• Action item
Output the data below exactly, without images.

-=-=-

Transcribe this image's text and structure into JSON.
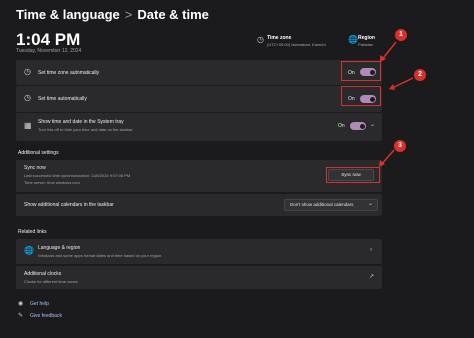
{
  "breadcrumb": {
    "parent": "Time & language",
    "separator": ">",
    "current": "Date & time"
  },
  "clock": {
    "time": "1:04 PM",
    "date": "Tuesday, November 12, 2024"
  },
  "timezone": {
    "label": "Time zone",
    "value": "(UTC+05:00) Islamabad, Karachi"
  },
  "region": {
    "label": "Region",
    "value": "Pakistan"
  },
  "settings": {
    "tz_auto": {
      "title": "Set time zone automatically",
      "state": "On"
    },
    "time_auto": {
      "title": "Set time automatically",
      "state": "On"
    },
    "tray": {
      "title": "Show time and date in the System tray",
      "subtitle": "Turn this off to hide your time and date on the taskbar",
      "state": "On"
    }
  },
  "additional": {
    "heading": "Additional settings",
    "sync": {
      "title": "Sync now",
      "last": "Last successful time synchronization: 11/6/2024 9:07:08 PM",
      "server": "Time server: time.windows.com",
      "button": "Sync now"
    },
    "calendars": {
      "title": "Show additional calendars in the taskbar",
      "selected": "Don't show additional calendars"
    }
  },
  "related": {
    "heading": "Related links",
    "language": {
      "title": "Language & region",
      "subtitle": "Windows and some apps format dates and time based on your region"
    },
    "clocks": {
      "title": "Additional clocks",
      "subtitle": "Clocks for different time zones"
    }
  },
  "footer": {
    "help": "Get help",
    "feedback": "Give feedback"
  },
  "annotations": [
    "1",
    "2",
    "3"
  ],
  "colors": {
    "toggle_on": "#b08ab8",
    "annotation": "#d9302b",
    "background": "#1b1b1d",
    "card": "#2a2a2c"
  },
  "icons": [
    "timezone-icon",
    "globe-icon",
    "clock-sync-icon",
    "clock-icon",
    "calendar-icon",
    "external-link-icon"
  ]
}
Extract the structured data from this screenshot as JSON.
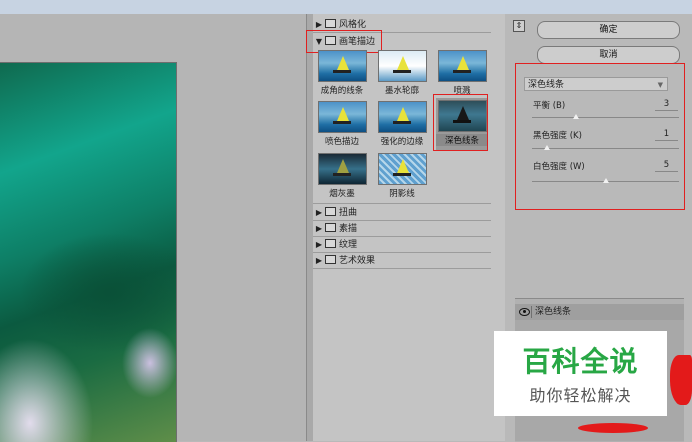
{
  "window": {
    "title": ""
  },
  "gallery": {
    "categories_top": [
      {
        "label": "风格化",
        "expanded": false
      },
      {
        "label": "画笔描边",
        "expanded": true
      }
    ],
    "thumbnails": [
      {
        "label": "成角的线条",
        "style": "normal"
      },
      {
        "label": "墨水轮廓",
        "style": "dark"
      },
      {
        "label": "喷溅",
        "style": "normal"
      },
      {
        "label": "喷色描边",
        "style": "normal"
      },
      {
        "label": "强化的边缘",
        "style": "normal"
      },
      {
        "label": "深色线条",
        "style": "dark",
        "selected": true
      },
      {
        "label": "烟灰墨",
        "style": "smoke"
      },
      {
        "label": "阴影线",
        "style": "hatch"
      }
    ],
    "categories_bottom": [
      {
        "label": "扭曲"
      },
      {
        "label": "素描"
      },
      {
        "label": "纹理"
      },
      {
        "label": "艺术效果"
      }
    ]
  },
  "buttons": {
    "ok": "确定",
    "cancel": "取消"
  },
  "settings": {
    "filter_name": "深色线条",
    "params": [
      {
        "label": "平衡 (B)",
        "value": "3",
        "max": 10
      },
      {
        "label": "黑色强度 (K)",
        "value": "1",
        "max": 10
      },
      {
        "label": "白色强度 (W)",
        "value": "5",
        "max": 10
      }
    ]
  },
  "layers": {
    "items": [
      {
        "name": "深色线条",
        "visible": true
      }
    ]
  },
  "watermark": {
    "title": "百科全说",
    "subtitle": "助你轻松解决"
  },
  "colors": {
    "highlight_box": "#e02020",
    "watermark_green": "#28a745"
  },
  "icons": {
    "collapse": "collapse-toggle-icon",
    "folder": "folder-icon",
    "eye": "eye-icon",
    "chevron": "chevron-down-icon"
  }
}
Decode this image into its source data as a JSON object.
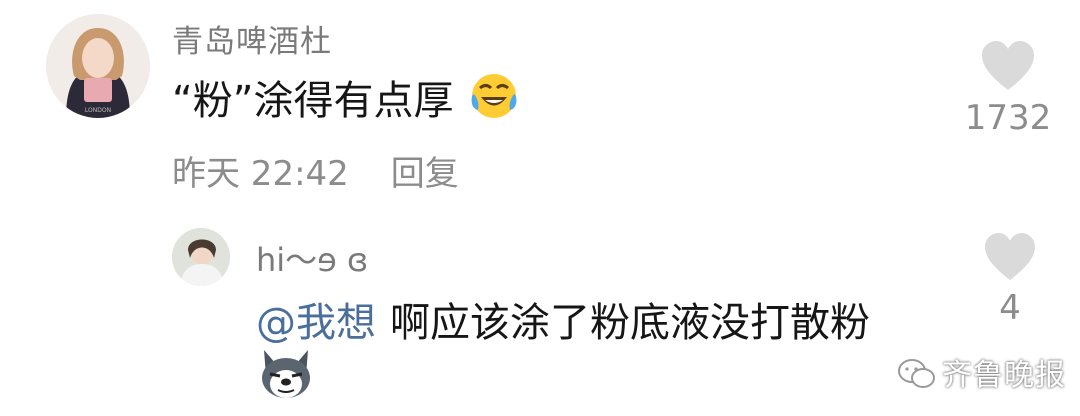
{
  "comment": {
    "username": "青岛啤酒杜",
    "text": "“粉”涂得有点厚",
    "emoji": "face-with-tears-of-joy-icon",
    "time": "昨天 22:42",
    "reply_label": "回复",
    "like_count": "1732"
  },
  "reply": {
    "username": "hi～ɘ ɞ",
    "mention": "@我想",
    "text": "啊应该涂了粉底液没打散粉",
    "emoji": "husky-dog-sticker-icon",
    "like_count": "4"
  },
  "watermark": {
    "text": "齐鲁晚报",
    "icon": "wechat-icon"
  },
  "colors": {
    "username": "#7a7a7a",
    "meta": "#8c8c8c",
    "mention": "#4a6f9c",
    "heart": "#dadada"
  }
}
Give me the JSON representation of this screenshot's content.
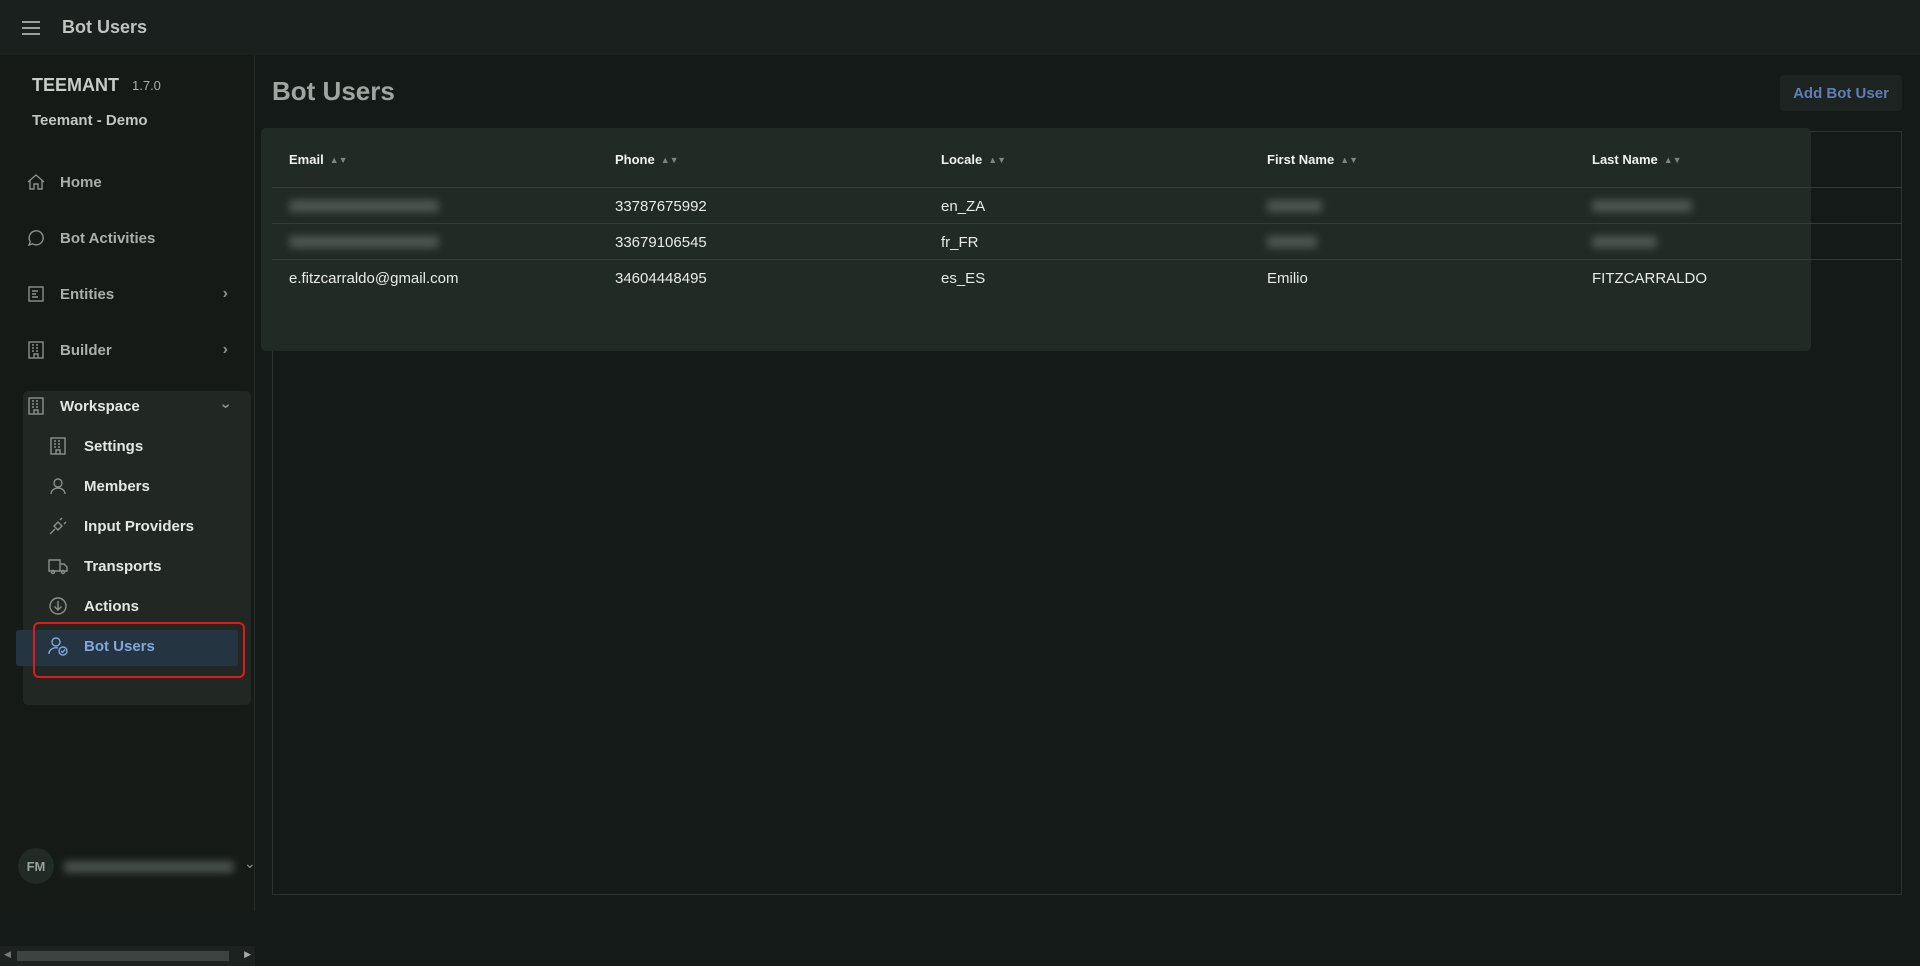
{
  "topbar": {
    "title": "Bot Users"
  },
  "sidebar": {
    "brand": "TEEMANT",
    "version": "1.7.0",
    "org": "Teemant - Demo",
    "items": [
      {
        "label": "Home"
      },
      {
        "label": "Bot Activities"
      },
      {
        "label": "Entities"
      },
      {
        "label": "Builder"
      },
      {
        "label": "Workspace"
      }
    ],
    "workspace_items": [
      {
        "label": "Settings"
      },
      {
        "label": "Members"
      },
      {
        "label": "Input Providers"
      },
      {
        "label": "Transports"
      },
      {
        "label": "Actions"
      },
      {
        "label": "Bot Users"
      }
    ],
    "user_initials": "FM"
  },
  "main": {
    "title": "Bot Users",
    "add_button": "Add Bot User",
    "columns": [
      "Email",
      "Phone",
      "Locale",
      "First Name",
      "Last Name"
    ],
    "rows": [
      {
        "email": null,
        "phone": "33787675992",
        "locale": "en_ZA",
        "first": null,
        "last": null
      },
      {
        "email": null,
        "phone": "33679106545",
        "locale": "fr_FR",
        "first": null,
        "last": null
      },
      {
        "email": "e.fitzcarraldo@gmail.com",
        "phone": "34604448495",
        "locale": "es_ES",
        "first": "Emilio",
        "last": "FITZCARRALDO"
      }
    ]
  },
  "colors": {
    "accent": "#5f7fb6",
    "active_bg": "#243541",
    "highlight": "#e01919"
  }
}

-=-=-

• Answer to this problem
Transcribe this image's text and structure into JSON.
{
  "breadcrumb": {
    "parent": "Time & language",
    "separator": ">",
    "current": "Date & time"
  },
  "clock": {
    "time": "1:04 PM",
    "date": "Tuesday, November 12, 2024"
  },
  "timezone": {
    "label": "Time zone",
    "value": "(UTC+05:00) Islamabad, Karachi"
  },
  "region": {
    "label": "Region",
    "value": "Pakistan"
  },
  "settings": {
    "tz_auto": {
      "title": "Set time zone automatically",
      "state": "On"
    },
    "time_auto": {
      "title": "Set time automatically",
      "state": "On"
    },
    "tray": {
      "title": "Show time and date in the System tray",
      "subtitle": "Turn this off to hide your time and date on the taskbar",
      "state": "On"
    }
  },
  "additional": {
    "heading": "Additional settings",
    "sync": {
      "title": "Sync now",
      "last": "Last successful time synchronization: 11/6/2024 9:07:08 PM",
      "server": "Time server: time.windows.com",
      "button": "Sync now"
    },
    "calendars": {
      "title": "Show additional calendars in the taskbar",
      "selected": "Don't show additional calendars"
    }
  },
  "related": {
    "heading": "Related links",
    "language": {
      "title": "Language & region",
      "subtitle": "Windows and some apps format dates and time based on your region"
    },
    "clocks": {
      "title": "Additional clocks",
      "subtitle": "Clocks for different time zones"
    }
  },
  "footer": {
    "help": "Get help",
    "feedback": "Give feedback"
  },
  "annotations": [
    "1",
    "2",
    "3"
  ],
  "colors": {
    "toggle_on": "#b08ab8",
    "annotation": "#d9302b",
    "background": "#1b1b1d",
    "card": "#2a2a2c"
  },
  "icons": [
    "timezone-icon",
    "globe-icon",
    "clock-sync-icon",
    "clock-icon",
    "calendar-icon",
    "external-link-icon"
  ]
}
Extract the structured data from this screenshot as JSON.
{
  "window": {
    "title": ""
  },
  "gallery": {
    "categories_top": [
      {
        "label": "风格化",
        "expanded": false
      },
      {
        "label": "画笔描边",
        "expanded": true
      }
    ],
    "thumbnails": [
      {
        "label": "成角的线条",
        "style": "normal"
      },
      {
        "label": "墨水轮廓",
        "style": "dark"
      },
      {
        "label": "喷溅",
        "style": "normal"
      },
      {
        "label": "喷色描边",
        "style": "normal"
      },
      {
        "label": "强化的边缘",
        "style": "normal"
      },
      {
        "label": "深色线条",
        "style": "dark",
        "selected": true
      },
      {
        "label": "烟灰墨",
        "style": "smoke"
      },
      {
        "label": "阴影线",
        "style": "hatch"
      }
    ],
    "categories_bottom": [
      {
        "label": "扭曲"
      },
      {
        "label": "素描"
      },
      {
        "label": "纹理"
      },
      {
        "label": "艺术效果"
      }
    ]
  },
  "buttons": {
    "ok": "确定",
    "cancel": "取消"
  },
  "settings": {
    "filter_name": "深色线条",
    "params": [
      {
        "label": "平衡 (B)",
        "value": "3",
        "max": 10
      },
      {
        "label": "黑色强度 (K)",
        "value": "1",
        "max": 10
      },
      {
        "label": "白色强度 (W)",
        "value": "5",
        "max": 10
      }
    ]
  },
  "layers": {
    "items": [
      {
        "name": "深色线条",
        "visible": true
      }
    ]
  },
  "watermark": {
    "title": "百科全说",
    "subtitle": "助你轻松解决"
  },
  "colors": {
    "highlight_box": "#e02020",
    "watermark_green": "#28a745"
  },
  "icons": {
    "collapse": "collapse-toggle-icon",
    "folder": "folder-icon",
    "eye": "eye-icon",
    "chevron": "chevron-down-icon"
  }
}
Decode this image into its source data as a JSON object.
{
  "comment": {
    "username": "青岛啤酒杜",
    "text": "“粉”涂得有点厚",
    "emoji": "face-with-tears-of-joy-icon",
    "time": "昨天 22:42",
    "reply_label": "回复",
    "like_count": "1732"
  },
  "reply": {
    "username": "hi～ɘ ɞ",
    "mention": "@我想",
    "text": "啊应该涂了粉底液没打散粉",
    "emoji": "husky-dog-sticker-icon",
    "like_count": "4"
  },
  "watermark": {
    "text": "齐鲁晚报",
    "icon": "wechat-icon"
  },
  "colors": {
    "username": "#7a7a7a",
    "meta": "#8c8c8c",
    "mention": "#4a6f9c",
    "heart": "#dadada"
  }
}
Give me the JSON representation of this screenshot's content.
{
  "topbar": {
    "title": "Bot Users"
  },
  "sidebar": {
    "brand": "TEEMANT",
    "version": "1.7.0",
    "org": "Teemant - Demo",
    "items": [
      {
        "label": "Home"
      },
      {
        "label": "Bot Activities"
      },
      {
        "label": "Entities"
      },
      {
        "label": "Builder"
      },
      {
        "label": "Workspace"
      }
    ],
    "workspace_items": [
      {
        "label": "Settings"
      },
      {
        "label": "Members"
      },
      {
        "label": "Input Providers"
      },
      {
        "label": "Transports"
      },
      {
        "label": "Actions"
      },
      {
        "label": "Bot Users"
      }
    ],
    "user_initials": "FM"
  },
  "main": {
    "title": "Bot Users",
    "add_button": "Add Bot User",
    "columns": [
      "Email",
      "Phone",
      "Locale",
      "First Name",
      "Last Name"
    ],
    "rows": [
      {
        "email": null,
        "phone": "33787675992",
        "locale": "en_ZA",
        "first": null,
        "last": null
      },
      {
        "email": null,
        "phone": "33679106545",
        "locale": "fr_FR",
        "first": null,
        "last": null
      },
      {
        "email": "e.fitzcarraldo@gmail.com",
        "phone": "34604448495",
        "locale": "es_ES",
        "first": "Emilio",
        "last": "FITZCARRALDO"
      }
    ]
  },
  "colors": {
    "accent": "#5f7fb6",
    "active_bg": "#243541",
    "highlight": "#e01919"
  }
}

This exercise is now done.